**WORK TO BE COMPLETED**: All the data should be repeated exactly. Any image in it is left out.

DATA FOR ANALYSIS section start

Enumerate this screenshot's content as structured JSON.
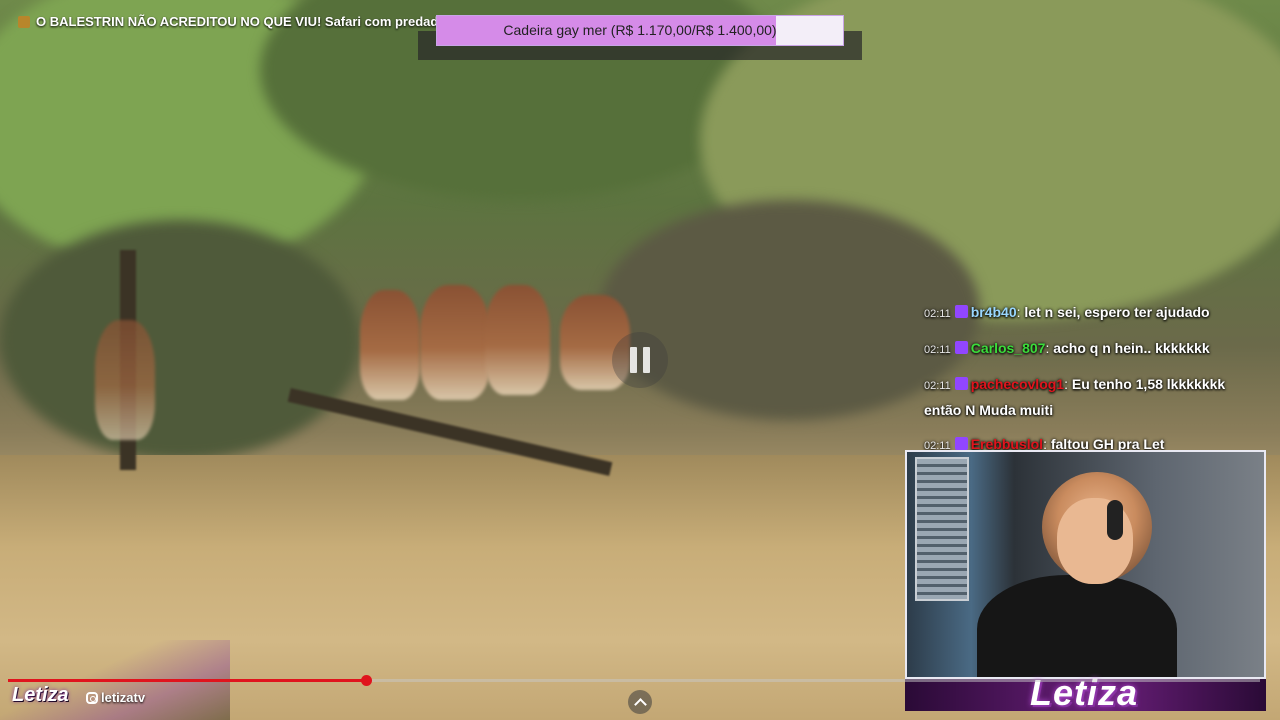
{
  "stream": {
    "title": "O BALESTRIN NÃO ACREDITOU NO QUE VIU! Safari com predadore",
    "progress_percent": 28.6
  },
  "goal": {
    "text": "Cadeira gay mer (R$ 1.170,00/R$ 1.400,00)",
    "current": 1170,
    "target": 1400,
    "fill_color": "#d58be8"
  },
  "chat": {
    "messages": [
      {
        "time": "02:11",
        "user": "br4b40",
        "user_color": "#9ad7ff",
        "text": "let n sei, espero ter ajudado"
      },
      {
        "time": "02:11",
        "user": "Carlos_807",
        "user_color": "#3bdc3b",
        "text": "acho q n hein.. kkkkkkk"
      },
      {
        "time": "02:11",
        "user": "pachecovlog1",
        "user_color": "#e0141d",
        "text": "Eu tenho 1,58 lkkkkkkk então N Muda muiti"
      },
      {
        "time": "02:11",
        "user": "Erebbuslol",
        "user_color": "#e0141d",
        "text": "faltou GH pra Let"
      }
    ]
  },
  "branding": {
    "logo": "Letiza",
    "handle": "letizatv",
    "cam_logo": "Letiza",
    "accent": "#9146ff"
  },
  "icons": {
    "pause": "pause-icon",
    "instagram": "instagram-icon",
    "chevron": "chevron-up-icon",
    "badge": "twitch-badge-icon"
  }
}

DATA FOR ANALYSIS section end

**RESPONSE TO THE TASK**:
Enumerate this screenshot's content as structured JSON.
{
  "stream": {
    "title": "O BALESTRIN NÃO ACREDITOU NO QUE VIU! Safari com predadore",
    "progress_percent": 28.6
  },
  "goal": {
    "text": "Cadeira gay mer (R$ 1.170,00/R$ 1.400,00)",
    "current": 1170,
    "target": 1400,
    "fill_color": "#d58be8"
  },
  "chat": {
    "messages": [
      {
        "time": "02:11",
        "user": "br4b40",
        "user_color": "#9ad7ff",
        "text": "let n sei, espero ter ajudado"
      },
      {
        "time": "02:11",
        "user": "Carlos_807",
        "user_color": "#3bdc3b",
        "text": "acho q n hein.. kkkkkkk"
      },
      {
        "time": "02:11",
        "user": "pachecovlog1",
        "user_color": "#e0141d",
        "text": "Eu tenho 1,58 lkkkkkkk então N Muda muiti"
      },
      {
        "time": "02:11",
        "user": "Erebbuslol",
        "user_color": "#e0141d",
        "text": "faltou GH pra Let"
      }
    ]
  },
  "branding": {
    "logo": "Letiza",
    "handle": "letizatv",
    "cam_logo": "Letiza",
    "accent": "#9146ff"
  },
  "icons": {
    "pause": "pause-icon",
    "instagram": "instagram-icon",
    "chevron": "chevron-up-icon",
    "badge": "twitch-badge-icon"
  }
}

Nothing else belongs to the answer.